NPHC’s Silent March to encourage discrimination solutions

Taisha White

In light of the recent discriminatory issues regarding minorities, Georgia Southern University’s National Pan-Hellenic Council (NPHC) is hosting the Lift Every Voice Silent March this Saturday at the Rotunda.

The Silent March is part of NPHC Week 2016, which its’ “Stay Woke” theme is geared to educate and inform the GS campus on injustices that many people receive on a daily basis.

Co-host and event coordinator Aja Blair explains what prompted NPHC to take on the controversial topic of discrimination.

“There is no better time for change than the present. We are not just speaking on a racial stand point. It initially started off as a Black Lives Matter movement, but through discussion with others about what I wanted to see happening, I realized that only people that look like me would be there,” Blair said. “If we wanted to get somewhere with this platform, we needed to take on something different.”

The event will start with a silent march from the Rotunda to the RAC, where participates are encouraged to stay silent to prompt those to want to wait and listen to what the marchers are trying to say. At the end of the march, there will be speakers from the Gay Straight Alliance and a speaker on disabilities that will speak on the ongoing issue of discrimination amongst their community.

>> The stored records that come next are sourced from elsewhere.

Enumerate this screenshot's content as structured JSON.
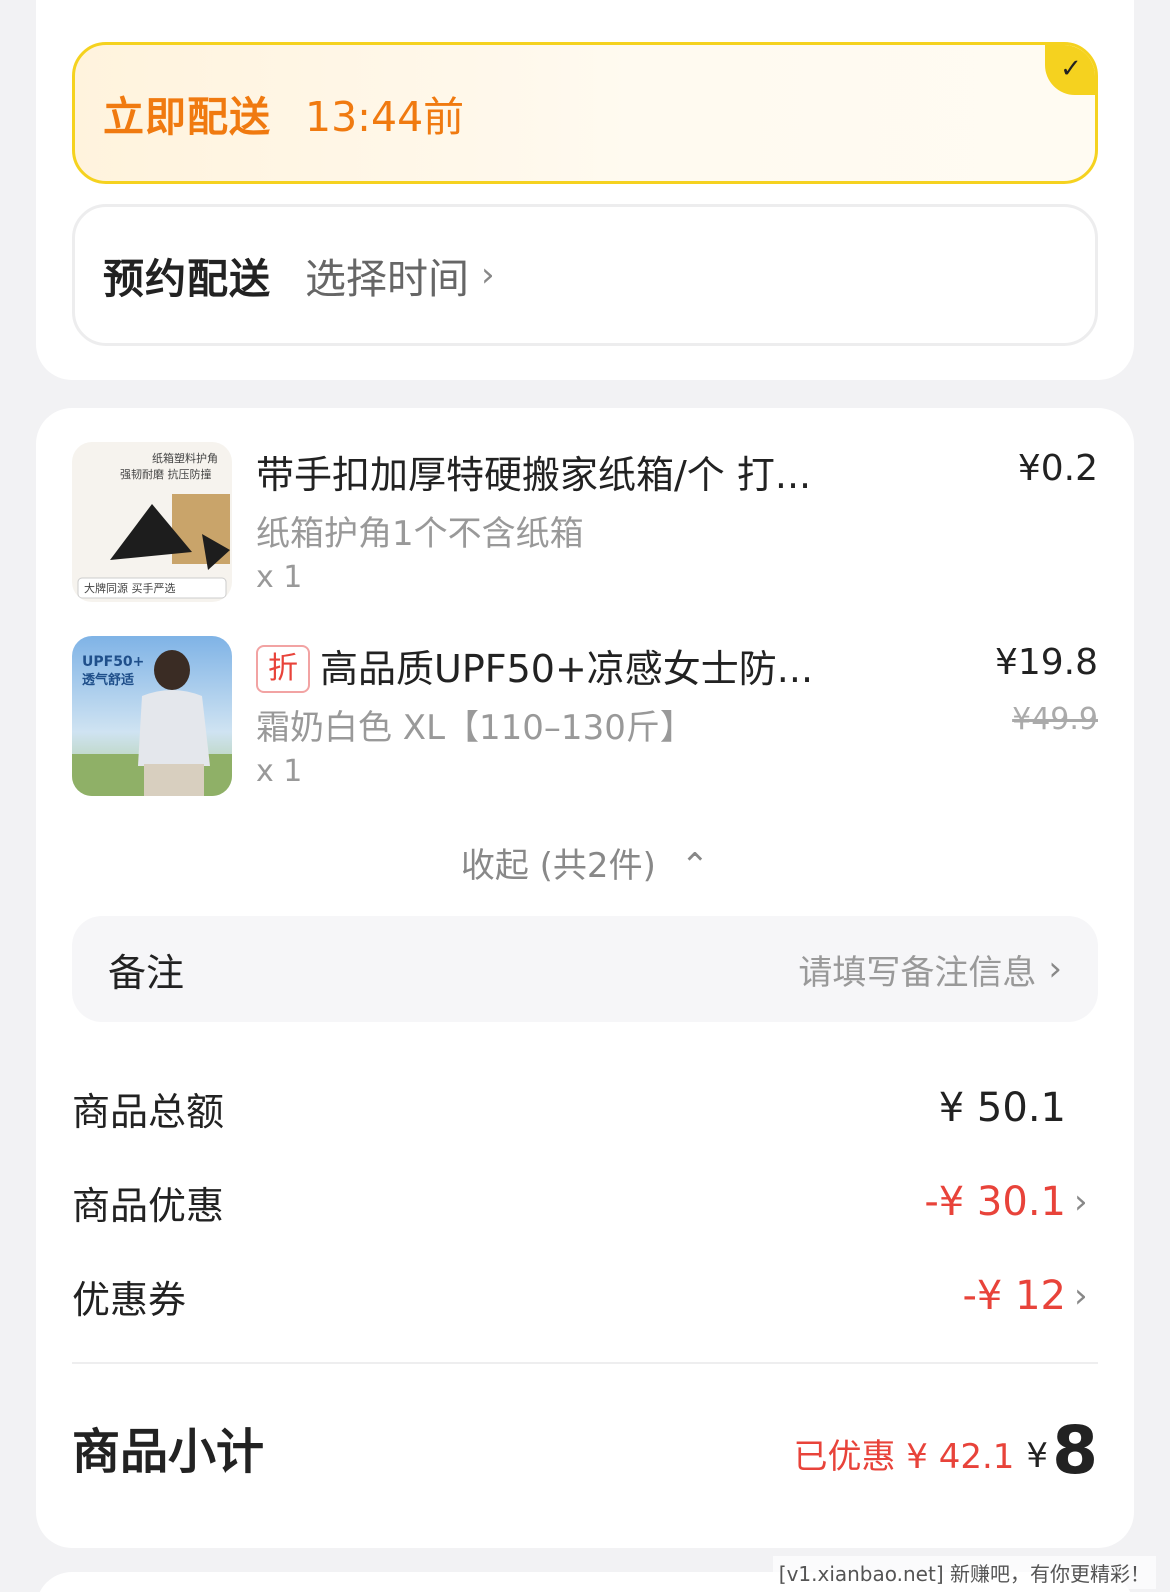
{
  "delivery": {
    "now_label": "立即配送",
    "now_time": "13:44前",
    "later_label": "预约配送",
    "later_action": "选择时间"
  },
  "items": [
    {
      "thumb_caption_top": "纸箱塑料护角",
      "thumb_caption_mid": "强韧耐磨 抗压防撞",
      "thumb_caption_bottom": "大牌同源 买手严选",
      "title": "带手扣加厚特硬搬家纸箱/个 打...",
      "spec": "纸箱护角1个不含纸箱",
      "qty": "x 1",
      "price": "¥0.2"
    },
    {
      "tag": "折",
      "thumb_caption_top": "UPF50+",
      "thumb_caption_mid": "透气舒适",
      "title": "高品质UPF50+凉感女士防...",
      "spec": "霜奶白色 XL【110–130斤】",
      "qty": "x 1",
      "price": "¥19.8",
      "orig_price": "¥49.9"
    }
  ],
  "collapse_label": "收起 (共2件)",
  "remark": {
    "label": "备注",
    "placeholder": "请填写备注信息"
  },
  "summary": {
    "total_label": "商品总额",
    "total_value": "¥ 50.1",
    "discount_label": "商品优惠",
    "discount_value": "-¥ 30.1",
    "coupon_label": "优惠券",
    "coupon_value": "-¥ 12",
    "subtotal_label": "商品小计",
    "saved_text": "已优惠 ¥ 42.1",
    "subtotal_currency": "¥",
    "subtotal_amount": "8"
  },
  "watermark": "[v1.xianbao.net] 新赚吧，有你更精彩！",
  "colors": {
    "accent_orange": "#f07a10",
    "accent_yellow": "#f5d21f",
    "price_red": "#e8433a"
  }
}
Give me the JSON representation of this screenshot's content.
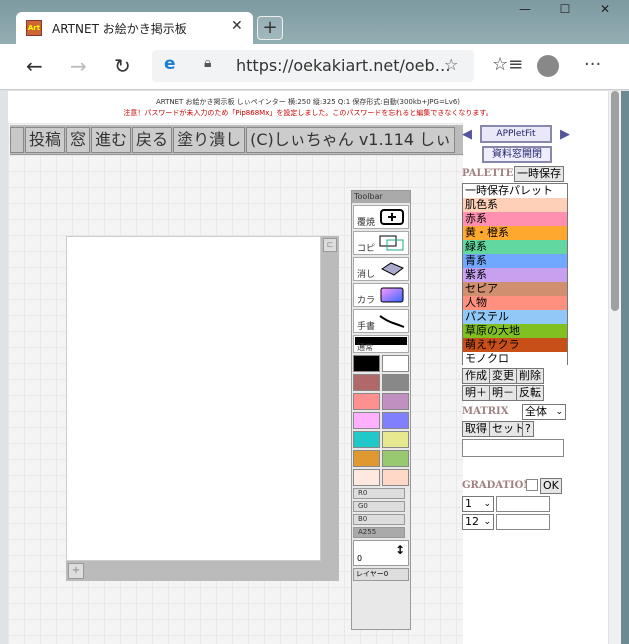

Nicholas Hayes, co-host and event coordinator, believes that this event will be a continuance to promote discussion on discrimination and prompt creating solutions to issues.

“We overall are trying to get people to be open minded and absorb new knowledge so they will at least have the ability to create change in their community,” Hayes said. “We know that this event will not be the end all, be all. It’s not going to change everything that is happening right now, but we are hoping that it will get people to understand and pay attention to what is happening around the world.”

GS students are excited for the knowledge the Silent March will bring to them.

“In my opinion with race and discrimination issues, we are the ones that created them. We wouldn’t have these issues if we would just stop and really look and pay attention to the problems that are out in the world instead of ignoring them and acting like they are not there,” Myra Livingston, junior computer science major, said.

Livingston believes that the current issues are created by people and the lack of willing to communicate.

“If we stop and look around and actually communicate with each other, we could create faster solutions to our issues. I think that this event is a great way to getting that message across to others,” Livingston said.

The event is also prompting students to educate themselves on the many uncomfortable issues around the world.

Sophomore biology major Destiny Ettaing believes that students should partake in the march to understand discriminatory issues that they are not aware of.

Ettaing said, “I feel like it’s important for students to partake in events like this because there are many people who have no idea what is going on or are not well educated in many topics. Also with this event, you are also around people who might share similar issues that you may be facing. So it’s a great way for people to come together as one.”

For more information on NPHC week or upcoming events, follow them on their instagram page @gsu_nphc or twitter page @GASouthern_NPHC.

This article was corrected on Sept. 23 to remove an incorrect reference to the Student Disability Resource Center. A speaker on disabilities at the event will not be representing the center. The George-Anne regrets this mistake.